(Items from a data source)
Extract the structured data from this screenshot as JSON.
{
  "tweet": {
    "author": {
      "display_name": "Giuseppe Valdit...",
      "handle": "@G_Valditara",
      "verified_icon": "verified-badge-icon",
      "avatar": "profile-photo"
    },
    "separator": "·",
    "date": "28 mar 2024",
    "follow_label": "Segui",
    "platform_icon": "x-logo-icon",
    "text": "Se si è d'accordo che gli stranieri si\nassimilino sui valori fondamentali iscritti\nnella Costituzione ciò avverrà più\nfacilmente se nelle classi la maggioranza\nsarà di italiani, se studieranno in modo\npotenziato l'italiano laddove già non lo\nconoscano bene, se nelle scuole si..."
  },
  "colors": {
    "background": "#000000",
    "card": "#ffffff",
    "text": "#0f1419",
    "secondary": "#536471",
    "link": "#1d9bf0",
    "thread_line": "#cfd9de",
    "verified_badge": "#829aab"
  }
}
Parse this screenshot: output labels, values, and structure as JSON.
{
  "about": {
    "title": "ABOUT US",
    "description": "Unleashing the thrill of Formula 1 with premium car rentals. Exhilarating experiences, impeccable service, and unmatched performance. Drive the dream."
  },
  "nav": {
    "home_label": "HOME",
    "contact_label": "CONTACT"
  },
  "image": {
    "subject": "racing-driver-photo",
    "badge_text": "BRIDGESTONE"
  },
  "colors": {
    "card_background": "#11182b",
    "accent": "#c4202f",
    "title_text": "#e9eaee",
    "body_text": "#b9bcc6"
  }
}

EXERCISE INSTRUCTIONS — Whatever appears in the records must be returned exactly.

RESULT OF THE EXERCISE —
Extract the structured data from this screenshot as JSON.
{
  "tweet": {
    "author": {
      "display_name": "Giuseppe Valdit...",
      "handle": "@G_Valditara",
      "verified_icon": "verified-badge-icon",
      "avatar": "profile-photo"
    },
    "separator": "·",
    "date": "28 mar 2024",
    "follow_label": "Segui",
    "platform_icon": "x-logo-icon",
    "text": "Se si è d'accordo che gli stranieri si\nassimilino sui valori fondamentali iscritti\nnella Costituzione ciò avverrà più\nfacilmente se nelle classi la maggioranza\nsarà di italiani, se studieranno in modo\npotenziato l'italiano laddove già non lo\nconoscano bene, se nelle scuole si..."
  },
  "colors": {
    "background": "#000000",
    "card": "#ffffff",
    "text": "#0f1419",
    "secondary": "#536471",
    "link": "#1d9bf0",
    "thread_line": "#cfd9de",
    "verified_badge": "#829aab"
  }
}
Parse this screenshot: output labels, values, and structure as JSON.
{
  "about": {
    "title": "ABOUT US",
    "description": "Unleashing the thrill of Formula 1 with premium car rentals. Exhilarating experiences, impeccable service, and unmatched performance. Drive the dream."
  },
  "nav": {
    "home_label": "HOME",
    "contact_label": "CONTACT"
  },
  "image": {
    "subject": "racing-driver-photo",
    "badge_text": "BRIDGESTONE"
  },
  "colors": {
    "card_background": "#11182b",
    "accent": "#c4202f",
    "title_text": "#e9eaee",
    "body_text": "#b9bcc6"
  }
}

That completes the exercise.